Three, as they rise in position they can channel work to Pakistan. I think the benefits
out weighs the disadvantages.
PAGE: What do you think are the impediments in the
expansion of Internet usage?
Kundi: There are many. Low penetration of PC, high
access cost, high illiteracy, low per capita income etc.
PAGE: How the situation can be improved?
Kundi: cyber cafes are a good way to encourage usage.
It is a good channel for NGOs and social welfare organization to eradicate illiteracy.
Government should encourage special discounts in price for cyber cafes.
PAGE: Do you feel Internet is a threat to our social
Kundi: If one can argue that ignorance is bliss then
yes. But giving people the power of knowledge is no threat to any person or society. Each
individual has the right to know and make decisions.
PAGE: I was referring to the pornograhpic material on
Kundi: This is an individual issue. There are many
softwares available that block indecent content.
PAGE: What do you feel about security of personal data
on the Internet especially credit card information?
Kundi: This is an issue even in the developed
countries. But it can be addressed through encryption, transaction re-confirmation,
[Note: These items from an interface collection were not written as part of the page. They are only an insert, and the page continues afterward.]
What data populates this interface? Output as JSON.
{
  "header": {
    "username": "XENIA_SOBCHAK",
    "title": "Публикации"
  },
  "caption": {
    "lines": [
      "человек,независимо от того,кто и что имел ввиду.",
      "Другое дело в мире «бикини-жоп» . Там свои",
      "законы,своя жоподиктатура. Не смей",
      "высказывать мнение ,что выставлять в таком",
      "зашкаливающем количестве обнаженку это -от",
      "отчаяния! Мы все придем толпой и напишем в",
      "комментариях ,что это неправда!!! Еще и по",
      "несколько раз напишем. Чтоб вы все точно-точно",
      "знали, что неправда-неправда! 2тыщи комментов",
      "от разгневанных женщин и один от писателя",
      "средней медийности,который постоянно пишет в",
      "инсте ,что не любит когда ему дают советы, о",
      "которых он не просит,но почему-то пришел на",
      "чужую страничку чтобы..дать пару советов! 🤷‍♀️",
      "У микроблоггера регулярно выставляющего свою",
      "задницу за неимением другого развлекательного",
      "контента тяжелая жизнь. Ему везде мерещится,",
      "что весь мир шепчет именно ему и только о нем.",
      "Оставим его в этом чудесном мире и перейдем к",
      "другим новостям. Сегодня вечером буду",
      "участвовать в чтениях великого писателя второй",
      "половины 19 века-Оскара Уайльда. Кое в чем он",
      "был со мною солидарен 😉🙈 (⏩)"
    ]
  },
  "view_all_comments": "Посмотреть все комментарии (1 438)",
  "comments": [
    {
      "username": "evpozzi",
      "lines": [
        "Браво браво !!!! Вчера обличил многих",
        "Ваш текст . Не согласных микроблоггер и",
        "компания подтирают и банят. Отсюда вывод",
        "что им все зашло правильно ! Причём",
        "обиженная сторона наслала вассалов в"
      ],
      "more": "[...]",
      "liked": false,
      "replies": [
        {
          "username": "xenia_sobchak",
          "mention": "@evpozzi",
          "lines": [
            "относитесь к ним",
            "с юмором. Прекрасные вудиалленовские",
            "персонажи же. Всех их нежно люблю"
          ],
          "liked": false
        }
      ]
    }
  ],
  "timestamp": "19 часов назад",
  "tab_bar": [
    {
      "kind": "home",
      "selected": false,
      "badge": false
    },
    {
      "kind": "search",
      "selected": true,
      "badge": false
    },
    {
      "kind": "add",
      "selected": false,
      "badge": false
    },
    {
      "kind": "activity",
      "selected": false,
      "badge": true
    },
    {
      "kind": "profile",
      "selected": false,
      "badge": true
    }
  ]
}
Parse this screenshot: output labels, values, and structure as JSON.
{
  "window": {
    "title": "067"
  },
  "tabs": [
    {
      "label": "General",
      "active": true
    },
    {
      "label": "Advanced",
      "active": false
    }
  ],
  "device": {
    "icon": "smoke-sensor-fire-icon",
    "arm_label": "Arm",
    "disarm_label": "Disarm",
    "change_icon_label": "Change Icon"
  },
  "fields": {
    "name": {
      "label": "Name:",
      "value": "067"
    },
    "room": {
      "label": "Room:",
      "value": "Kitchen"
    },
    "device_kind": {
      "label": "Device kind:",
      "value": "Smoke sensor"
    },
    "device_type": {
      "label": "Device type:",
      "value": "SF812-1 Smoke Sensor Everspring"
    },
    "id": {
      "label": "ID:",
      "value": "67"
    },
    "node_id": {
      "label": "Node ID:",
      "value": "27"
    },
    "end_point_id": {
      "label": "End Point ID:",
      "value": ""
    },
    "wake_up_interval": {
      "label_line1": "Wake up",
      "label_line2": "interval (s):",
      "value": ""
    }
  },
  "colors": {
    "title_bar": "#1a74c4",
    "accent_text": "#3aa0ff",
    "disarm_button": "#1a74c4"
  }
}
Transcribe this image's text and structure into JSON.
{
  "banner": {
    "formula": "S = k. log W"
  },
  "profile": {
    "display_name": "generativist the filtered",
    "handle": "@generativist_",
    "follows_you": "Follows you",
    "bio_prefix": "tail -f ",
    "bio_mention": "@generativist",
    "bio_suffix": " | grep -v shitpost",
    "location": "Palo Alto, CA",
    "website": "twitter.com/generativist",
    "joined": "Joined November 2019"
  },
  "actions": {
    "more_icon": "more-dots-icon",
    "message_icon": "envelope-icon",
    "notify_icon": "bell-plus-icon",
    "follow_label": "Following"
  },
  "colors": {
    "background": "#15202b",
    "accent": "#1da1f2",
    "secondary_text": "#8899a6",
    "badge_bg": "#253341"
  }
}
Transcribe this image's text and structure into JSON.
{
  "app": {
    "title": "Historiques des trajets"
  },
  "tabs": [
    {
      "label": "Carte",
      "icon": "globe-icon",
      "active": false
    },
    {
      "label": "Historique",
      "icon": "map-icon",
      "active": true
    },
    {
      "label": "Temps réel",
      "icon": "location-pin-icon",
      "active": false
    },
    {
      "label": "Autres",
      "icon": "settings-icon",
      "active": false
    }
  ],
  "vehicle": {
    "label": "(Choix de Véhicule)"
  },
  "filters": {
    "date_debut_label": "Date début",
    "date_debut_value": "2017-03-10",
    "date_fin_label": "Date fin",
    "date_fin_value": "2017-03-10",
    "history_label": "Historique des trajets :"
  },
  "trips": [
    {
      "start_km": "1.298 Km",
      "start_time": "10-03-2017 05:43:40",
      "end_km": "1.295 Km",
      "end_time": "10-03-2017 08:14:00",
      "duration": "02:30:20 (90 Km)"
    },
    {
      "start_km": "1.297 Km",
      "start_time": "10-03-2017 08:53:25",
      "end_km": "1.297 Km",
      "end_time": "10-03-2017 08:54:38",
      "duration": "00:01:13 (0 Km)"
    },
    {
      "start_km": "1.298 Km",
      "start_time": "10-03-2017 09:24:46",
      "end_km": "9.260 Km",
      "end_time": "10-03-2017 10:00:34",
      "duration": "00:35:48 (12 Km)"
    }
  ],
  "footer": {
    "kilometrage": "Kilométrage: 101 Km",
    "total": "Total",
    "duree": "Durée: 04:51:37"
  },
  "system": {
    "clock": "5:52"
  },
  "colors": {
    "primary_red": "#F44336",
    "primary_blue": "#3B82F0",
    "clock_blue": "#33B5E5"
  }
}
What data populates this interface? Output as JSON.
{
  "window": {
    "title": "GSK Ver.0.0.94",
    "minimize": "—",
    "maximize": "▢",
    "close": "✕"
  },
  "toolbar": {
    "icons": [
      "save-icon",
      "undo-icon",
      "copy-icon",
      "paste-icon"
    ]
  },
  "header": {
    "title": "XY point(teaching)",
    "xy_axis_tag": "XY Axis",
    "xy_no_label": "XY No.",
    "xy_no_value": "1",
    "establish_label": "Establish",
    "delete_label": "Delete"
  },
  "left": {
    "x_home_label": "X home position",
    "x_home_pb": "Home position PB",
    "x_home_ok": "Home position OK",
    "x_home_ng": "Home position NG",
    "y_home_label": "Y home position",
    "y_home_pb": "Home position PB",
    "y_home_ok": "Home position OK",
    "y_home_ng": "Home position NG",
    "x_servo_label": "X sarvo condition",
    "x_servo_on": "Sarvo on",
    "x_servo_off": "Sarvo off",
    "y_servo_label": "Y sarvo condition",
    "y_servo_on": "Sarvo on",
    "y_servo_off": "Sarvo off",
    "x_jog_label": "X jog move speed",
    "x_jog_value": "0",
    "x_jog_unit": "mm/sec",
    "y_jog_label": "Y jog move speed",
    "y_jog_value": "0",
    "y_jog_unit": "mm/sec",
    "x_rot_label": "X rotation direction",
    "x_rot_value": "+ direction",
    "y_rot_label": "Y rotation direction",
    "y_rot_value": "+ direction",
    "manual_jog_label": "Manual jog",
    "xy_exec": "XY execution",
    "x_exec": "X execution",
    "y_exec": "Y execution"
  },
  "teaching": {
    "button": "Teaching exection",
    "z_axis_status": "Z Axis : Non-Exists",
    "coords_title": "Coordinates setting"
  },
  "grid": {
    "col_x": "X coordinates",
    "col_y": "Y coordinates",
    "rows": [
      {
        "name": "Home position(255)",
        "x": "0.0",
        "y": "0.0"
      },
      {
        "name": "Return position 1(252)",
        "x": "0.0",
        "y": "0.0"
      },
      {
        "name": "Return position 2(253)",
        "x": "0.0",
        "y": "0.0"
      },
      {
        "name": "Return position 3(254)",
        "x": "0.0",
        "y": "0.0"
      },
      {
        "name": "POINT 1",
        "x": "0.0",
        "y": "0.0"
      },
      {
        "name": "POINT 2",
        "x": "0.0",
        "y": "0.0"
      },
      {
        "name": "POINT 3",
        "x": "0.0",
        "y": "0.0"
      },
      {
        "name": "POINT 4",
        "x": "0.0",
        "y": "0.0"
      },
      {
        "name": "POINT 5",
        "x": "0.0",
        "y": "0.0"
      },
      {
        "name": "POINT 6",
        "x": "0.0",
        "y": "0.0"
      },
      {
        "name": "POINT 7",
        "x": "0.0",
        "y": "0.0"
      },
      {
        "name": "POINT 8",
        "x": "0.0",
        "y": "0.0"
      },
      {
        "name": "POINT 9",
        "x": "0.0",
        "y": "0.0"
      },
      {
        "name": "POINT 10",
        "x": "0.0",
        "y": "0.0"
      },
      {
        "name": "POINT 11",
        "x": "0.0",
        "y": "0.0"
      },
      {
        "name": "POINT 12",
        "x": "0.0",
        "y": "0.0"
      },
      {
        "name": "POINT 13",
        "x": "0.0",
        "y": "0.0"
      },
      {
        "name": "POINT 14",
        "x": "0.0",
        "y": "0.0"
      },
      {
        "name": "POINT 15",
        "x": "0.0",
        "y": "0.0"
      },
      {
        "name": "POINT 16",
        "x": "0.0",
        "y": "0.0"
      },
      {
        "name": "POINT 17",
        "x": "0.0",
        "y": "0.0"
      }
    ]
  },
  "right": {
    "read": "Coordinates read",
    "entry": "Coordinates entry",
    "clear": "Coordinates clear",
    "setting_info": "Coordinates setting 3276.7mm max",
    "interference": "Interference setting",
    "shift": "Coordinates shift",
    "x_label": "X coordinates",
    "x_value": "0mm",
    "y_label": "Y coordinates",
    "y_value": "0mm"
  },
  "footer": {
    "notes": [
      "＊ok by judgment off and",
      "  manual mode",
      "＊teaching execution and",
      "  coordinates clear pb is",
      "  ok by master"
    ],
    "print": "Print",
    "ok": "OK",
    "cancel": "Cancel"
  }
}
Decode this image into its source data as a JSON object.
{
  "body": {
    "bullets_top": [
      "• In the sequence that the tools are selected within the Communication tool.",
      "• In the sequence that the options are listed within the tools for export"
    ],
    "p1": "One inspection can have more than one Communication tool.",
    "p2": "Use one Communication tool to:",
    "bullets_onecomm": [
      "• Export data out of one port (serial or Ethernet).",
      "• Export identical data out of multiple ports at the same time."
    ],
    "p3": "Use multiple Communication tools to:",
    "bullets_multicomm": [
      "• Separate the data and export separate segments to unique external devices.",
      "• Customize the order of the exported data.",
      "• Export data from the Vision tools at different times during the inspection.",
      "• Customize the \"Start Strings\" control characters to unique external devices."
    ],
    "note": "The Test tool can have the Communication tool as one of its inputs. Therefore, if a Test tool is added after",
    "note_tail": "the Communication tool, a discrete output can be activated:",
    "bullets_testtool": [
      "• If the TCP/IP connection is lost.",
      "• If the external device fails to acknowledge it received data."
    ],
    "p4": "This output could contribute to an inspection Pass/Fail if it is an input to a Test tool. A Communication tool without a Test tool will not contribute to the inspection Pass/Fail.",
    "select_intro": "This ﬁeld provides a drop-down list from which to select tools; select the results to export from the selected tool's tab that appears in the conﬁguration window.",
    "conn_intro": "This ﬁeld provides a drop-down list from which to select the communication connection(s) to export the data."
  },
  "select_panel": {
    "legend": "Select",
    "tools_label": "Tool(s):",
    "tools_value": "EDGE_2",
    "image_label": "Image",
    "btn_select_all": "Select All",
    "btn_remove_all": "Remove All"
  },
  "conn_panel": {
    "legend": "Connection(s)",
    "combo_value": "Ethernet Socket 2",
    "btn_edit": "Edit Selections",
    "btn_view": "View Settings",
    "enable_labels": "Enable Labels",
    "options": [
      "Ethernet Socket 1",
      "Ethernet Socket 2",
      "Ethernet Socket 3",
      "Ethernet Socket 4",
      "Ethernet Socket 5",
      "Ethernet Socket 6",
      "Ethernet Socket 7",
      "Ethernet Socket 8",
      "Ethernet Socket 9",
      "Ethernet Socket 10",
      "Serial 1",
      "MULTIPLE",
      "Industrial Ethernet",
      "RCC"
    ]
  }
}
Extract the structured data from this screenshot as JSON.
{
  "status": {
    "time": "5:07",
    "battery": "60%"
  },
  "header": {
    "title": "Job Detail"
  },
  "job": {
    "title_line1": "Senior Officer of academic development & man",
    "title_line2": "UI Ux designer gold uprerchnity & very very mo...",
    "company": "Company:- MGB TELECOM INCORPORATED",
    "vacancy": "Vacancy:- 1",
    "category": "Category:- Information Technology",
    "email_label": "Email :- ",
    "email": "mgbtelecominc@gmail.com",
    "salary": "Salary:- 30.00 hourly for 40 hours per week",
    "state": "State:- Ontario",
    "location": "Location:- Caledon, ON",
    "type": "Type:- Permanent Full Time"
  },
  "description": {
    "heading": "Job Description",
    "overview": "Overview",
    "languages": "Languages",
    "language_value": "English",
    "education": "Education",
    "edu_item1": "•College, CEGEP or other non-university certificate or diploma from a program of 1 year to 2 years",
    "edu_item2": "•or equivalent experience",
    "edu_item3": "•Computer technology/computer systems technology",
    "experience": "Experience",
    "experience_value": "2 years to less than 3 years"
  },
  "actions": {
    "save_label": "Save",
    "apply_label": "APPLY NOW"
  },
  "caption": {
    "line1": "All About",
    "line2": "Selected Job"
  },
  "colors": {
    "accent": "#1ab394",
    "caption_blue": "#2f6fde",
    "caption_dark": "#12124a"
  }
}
carefully reading the privacy statements of companies and taking precautionary measures
before submitting information.